### WHAT TO PRODUCE:
Your answer should hold every line of the records below that contains the string "Appearance".

### RAW DATA:
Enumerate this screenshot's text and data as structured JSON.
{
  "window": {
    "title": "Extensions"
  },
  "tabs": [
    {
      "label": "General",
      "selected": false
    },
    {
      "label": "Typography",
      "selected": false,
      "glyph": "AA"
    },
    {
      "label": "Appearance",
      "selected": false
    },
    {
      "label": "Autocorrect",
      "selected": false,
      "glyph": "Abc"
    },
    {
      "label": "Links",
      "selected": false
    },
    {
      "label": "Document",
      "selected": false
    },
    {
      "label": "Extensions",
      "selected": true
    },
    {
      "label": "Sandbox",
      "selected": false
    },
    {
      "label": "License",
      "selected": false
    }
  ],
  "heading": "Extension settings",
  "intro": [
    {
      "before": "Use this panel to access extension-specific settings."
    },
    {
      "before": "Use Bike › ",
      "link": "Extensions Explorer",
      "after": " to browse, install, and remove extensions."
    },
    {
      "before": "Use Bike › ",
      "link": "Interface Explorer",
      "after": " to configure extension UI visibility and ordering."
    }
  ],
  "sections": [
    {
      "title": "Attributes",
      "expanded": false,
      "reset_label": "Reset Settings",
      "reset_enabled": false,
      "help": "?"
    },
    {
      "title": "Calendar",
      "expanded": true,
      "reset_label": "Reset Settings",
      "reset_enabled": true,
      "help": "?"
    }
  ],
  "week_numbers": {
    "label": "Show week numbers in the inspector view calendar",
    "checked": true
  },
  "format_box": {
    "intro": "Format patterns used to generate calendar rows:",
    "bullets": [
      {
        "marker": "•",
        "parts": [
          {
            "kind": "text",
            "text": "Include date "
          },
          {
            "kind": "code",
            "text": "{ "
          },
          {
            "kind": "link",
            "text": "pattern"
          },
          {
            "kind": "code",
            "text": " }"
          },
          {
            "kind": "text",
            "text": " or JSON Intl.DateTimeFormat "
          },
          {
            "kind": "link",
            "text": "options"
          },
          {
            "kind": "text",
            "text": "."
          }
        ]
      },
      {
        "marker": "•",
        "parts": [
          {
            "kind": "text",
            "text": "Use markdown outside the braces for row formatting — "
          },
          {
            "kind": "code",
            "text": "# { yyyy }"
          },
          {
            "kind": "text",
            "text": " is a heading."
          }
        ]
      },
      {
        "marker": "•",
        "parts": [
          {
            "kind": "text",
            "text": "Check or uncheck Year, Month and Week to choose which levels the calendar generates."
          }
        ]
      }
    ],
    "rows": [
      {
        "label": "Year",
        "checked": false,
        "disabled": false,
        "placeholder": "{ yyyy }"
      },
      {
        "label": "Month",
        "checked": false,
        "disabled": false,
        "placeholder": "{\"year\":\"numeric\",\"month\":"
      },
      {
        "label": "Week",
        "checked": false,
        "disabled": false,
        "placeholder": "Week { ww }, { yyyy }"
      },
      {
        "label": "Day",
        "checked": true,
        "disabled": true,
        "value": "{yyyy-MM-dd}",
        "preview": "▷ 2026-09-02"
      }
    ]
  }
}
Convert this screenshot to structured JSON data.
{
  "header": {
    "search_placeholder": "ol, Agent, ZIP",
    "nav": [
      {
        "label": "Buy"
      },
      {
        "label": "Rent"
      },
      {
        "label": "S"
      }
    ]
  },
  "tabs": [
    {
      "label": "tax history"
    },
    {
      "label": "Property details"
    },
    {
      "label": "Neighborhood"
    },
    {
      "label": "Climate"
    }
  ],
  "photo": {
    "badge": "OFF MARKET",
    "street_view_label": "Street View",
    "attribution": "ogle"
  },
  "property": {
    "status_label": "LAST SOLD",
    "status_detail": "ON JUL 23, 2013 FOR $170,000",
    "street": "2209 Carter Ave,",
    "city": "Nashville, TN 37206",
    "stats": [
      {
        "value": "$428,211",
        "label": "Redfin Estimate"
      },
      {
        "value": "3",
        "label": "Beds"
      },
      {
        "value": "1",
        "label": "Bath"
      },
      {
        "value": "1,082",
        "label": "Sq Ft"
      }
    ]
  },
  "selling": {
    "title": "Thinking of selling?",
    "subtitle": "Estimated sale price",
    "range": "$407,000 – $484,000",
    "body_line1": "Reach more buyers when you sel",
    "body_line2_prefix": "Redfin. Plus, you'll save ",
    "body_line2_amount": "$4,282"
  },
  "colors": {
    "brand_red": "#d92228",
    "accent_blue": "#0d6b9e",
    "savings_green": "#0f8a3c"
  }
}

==

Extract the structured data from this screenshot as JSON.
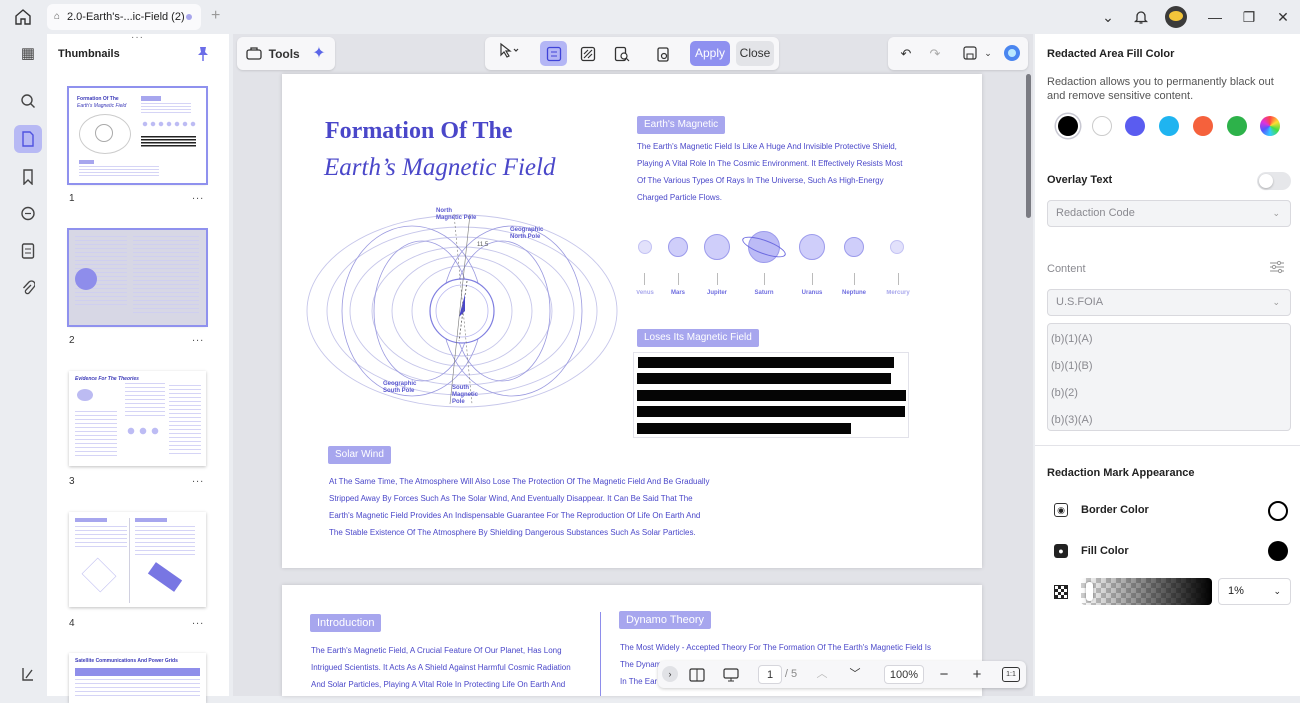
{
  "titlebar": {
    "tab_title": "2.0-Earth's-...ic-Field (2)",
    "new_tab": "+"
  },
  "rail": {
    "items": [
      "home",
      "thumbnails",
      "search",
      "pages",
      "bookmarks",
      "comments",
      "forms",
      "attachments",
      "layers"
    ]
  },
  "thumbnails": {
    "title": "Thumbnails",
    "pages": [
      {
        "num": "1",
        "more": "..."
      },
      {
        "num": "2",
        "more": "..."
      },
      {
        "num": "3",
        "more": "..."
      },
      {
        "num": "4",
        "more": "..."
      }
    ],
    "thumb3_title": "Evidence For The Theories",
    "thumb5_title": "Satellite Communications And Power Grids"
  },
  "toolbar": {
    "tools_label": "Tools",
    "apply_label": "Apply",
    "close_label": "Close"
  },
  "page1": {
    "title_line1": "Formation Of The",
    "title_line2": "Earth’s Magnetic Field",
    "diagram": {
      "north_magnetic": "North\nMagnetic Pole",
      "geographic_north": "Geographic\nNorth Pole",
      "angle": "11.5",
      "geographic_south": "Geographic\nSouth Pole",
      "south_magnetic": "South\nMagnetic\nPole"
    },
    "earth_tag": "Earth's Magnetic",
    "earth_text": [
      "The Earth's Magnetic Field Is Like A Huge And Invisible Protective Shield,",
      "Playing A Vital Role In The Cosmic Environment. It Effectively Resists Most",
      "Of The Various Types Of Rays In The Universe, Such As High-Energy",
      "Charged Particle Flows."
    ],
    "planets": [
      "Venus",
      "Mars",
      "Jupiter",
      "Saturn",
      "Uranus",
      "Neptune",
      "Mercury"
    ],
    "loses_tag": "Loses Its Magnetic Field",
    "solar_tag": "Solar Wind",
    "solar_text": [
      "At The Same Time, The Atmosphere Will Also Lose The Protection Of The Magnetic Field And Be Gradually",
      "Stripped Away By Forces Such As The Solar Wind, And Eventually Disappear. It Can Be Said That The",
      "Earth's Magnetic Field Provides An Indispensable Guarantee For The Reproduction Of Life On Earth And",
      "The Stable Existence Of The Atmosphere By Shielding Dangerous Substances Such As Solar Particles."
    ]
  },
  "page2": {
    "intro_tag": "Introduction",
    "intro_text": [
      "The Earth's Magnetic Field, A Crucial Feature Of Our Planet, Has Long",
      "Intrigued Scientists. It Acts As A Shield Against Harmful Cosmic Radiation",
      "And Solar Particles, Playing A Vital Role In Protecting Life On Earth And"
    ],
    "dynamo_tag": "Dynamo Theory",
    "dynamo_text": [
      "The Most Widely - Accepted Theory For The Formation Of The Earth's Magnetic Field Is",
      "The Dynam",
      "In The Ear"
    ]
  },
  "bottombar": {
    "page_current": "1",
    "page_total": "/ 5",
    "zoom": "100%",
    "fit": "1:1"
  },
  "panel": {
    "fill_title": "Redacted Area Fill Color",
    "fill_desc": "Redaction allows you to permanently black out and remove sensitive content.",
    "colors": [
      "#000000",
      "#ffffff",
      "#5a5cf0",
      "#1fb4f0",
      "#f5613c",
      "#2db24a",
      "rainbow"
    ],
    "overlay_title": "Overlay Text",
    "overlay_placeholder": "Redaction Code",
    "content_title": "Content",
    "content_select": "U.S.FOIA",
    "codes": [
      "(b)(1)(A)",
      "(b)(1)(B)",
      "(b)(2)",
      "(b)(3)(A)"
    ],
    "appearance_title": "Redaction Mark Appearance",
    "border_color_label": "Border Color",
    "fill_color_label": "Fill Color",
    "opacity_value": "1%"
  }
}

### TASK RESPONSE:
      "label": "Appearance",
    "appearance_title": "Redaction Mark Appearance",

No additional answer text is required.